Despite their efforts, many have been critical of the tour saying that it is a veiled attempt to criticize President Obama.
Comedian and radio host Steve Harvey, who typically does not delve into political matters on his show, commented on the West/Tavis Poverty Tour this week. Harvey also read a letter from a listener on the air yesterday to listen click here. The letter, from “Mrs. Jones for Charleston” read in part, that the two “did a lot of poverty pimping” on the tour “selling books.”
Though Harvey does not speak out as much on politics compared to other celebrities, many of the sentiments he expressed have been heard by others regarding the Poverty Tour.
Smiley has called for a White House conference on poverty. Harvey was critical. “Once again Mr. Smiley, you are demanding [to be] the center [of] attention with the President of the United States,” Harvey pointed out. “Who in the hell has two or three days for [Smiley]?”

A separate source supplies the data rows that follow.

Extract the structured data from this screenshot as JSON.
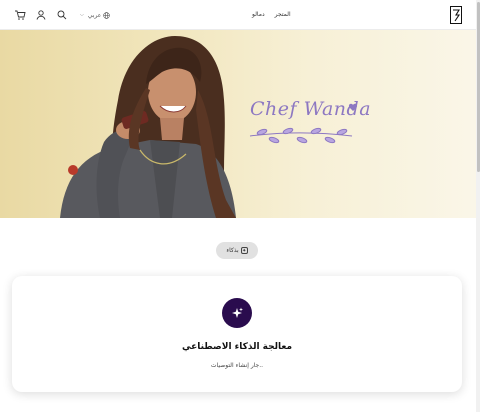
{
  "header": {
    "language_label": "عربي",
    "nav": [
      {
        "label": "المتجر"
      },
      {
        "label": "دمالو"
      }
    ]
  },
  "hero": {
    "signature": "Chef Wanda"
  },
  "ai_pill": {
    "label": "بذكاء"
  },
  "card": {
    "title": "معالجة الذكاء الاصطناعي",
    "subtitle": "جار إنشاء التوصيات.."
  },
  "colors": {
    "accent": "#2a0c4e",
    "signature": "#8d78c2",
    "hero_bg": "#f1e6bd"
  }
}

“Poverty existed before January 2009 — where was your poverty bus when Clinton was President or Reagan or the Bush Administration when we were being driven to this new level of poverty,” Harvey added. Many feel that House Republicans, who have consistently opposed President Obama and are attempting to dismantle the social safety net, should be criticized on social policy, not President Obama.
Outside DC Central Kitchen, Smiley said Americans, “want the President to focus on jobs, they want to know he’s going to fight for them. They are tired of seeing the Republicans clean his clock on every piece of legislation.”
“They are tired of compromising his way out of the foxhole rather than fighting his way out of the foxhole,” Smiley added. “The new poor are the former middle class. It breaks your heart to hear, to see former middle class people talking about losing their jobs.”
“There is a moral and spiritual as well as political and economic dimension in this. People are hungry and thirst for people who will talk candidly about these issues,” Prof. Cornel West said. “When you hit that moral and spiritual dimension you’re talking more than Democrat and Republican parties we’re talking something deep within the American people,” Prof West said.
Before making the stop at DC Central Kitchen, the two made a stop at the Progressive National Baptist Convention.